A number of state, administrative and party authorities with overlapping powers currently share the task of fighting corruption. The most powerful of these are the Communist Party of China (CPC) Disciplinary Inspection Commissions (jiwei). And the most feared tool in their arsenal is shuanggui, which orders Communist Party members to a particular place for questioning and investigation. In practice, shuanggui is sometimes a secret and often indefinite detention mechanism. It has reportedly used torture and other illegal means to extract confessions.
Consolidating the various authorities with anti-corruption functions into one state entity established by the legislature may ostensibly resolve the long-debated issue of whether the Communist Party may exercise police and semi-judicial powers.
A state authority – the supervision commission with status defined by laws – will not only legitimise anti-corruption mechanisms and allow them wider coverage, it will also streamline the process and promote efficiency and transparency.
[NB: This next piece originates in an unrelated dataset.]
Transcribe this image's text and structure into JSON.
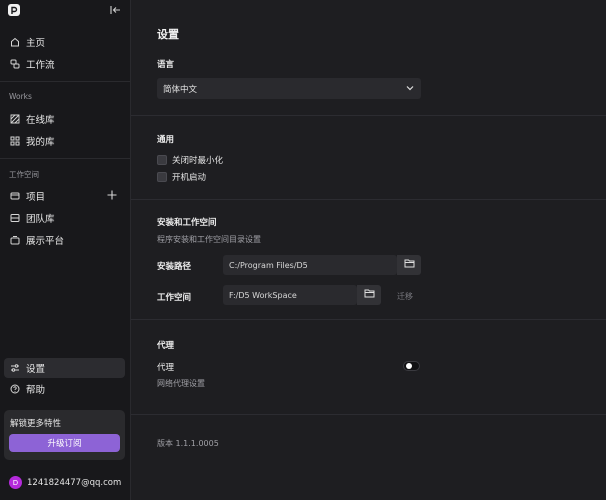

While there are far too many unknowns about this change, we do know that the new constitutional authority will be an integrated entity of the party and the state. The Chinese Communist Party is nowadays said to be “within the law, under the law, as well as above the law”. But by once again integrating the party and state power, the new reform is worrying from the perspective of the rule of law.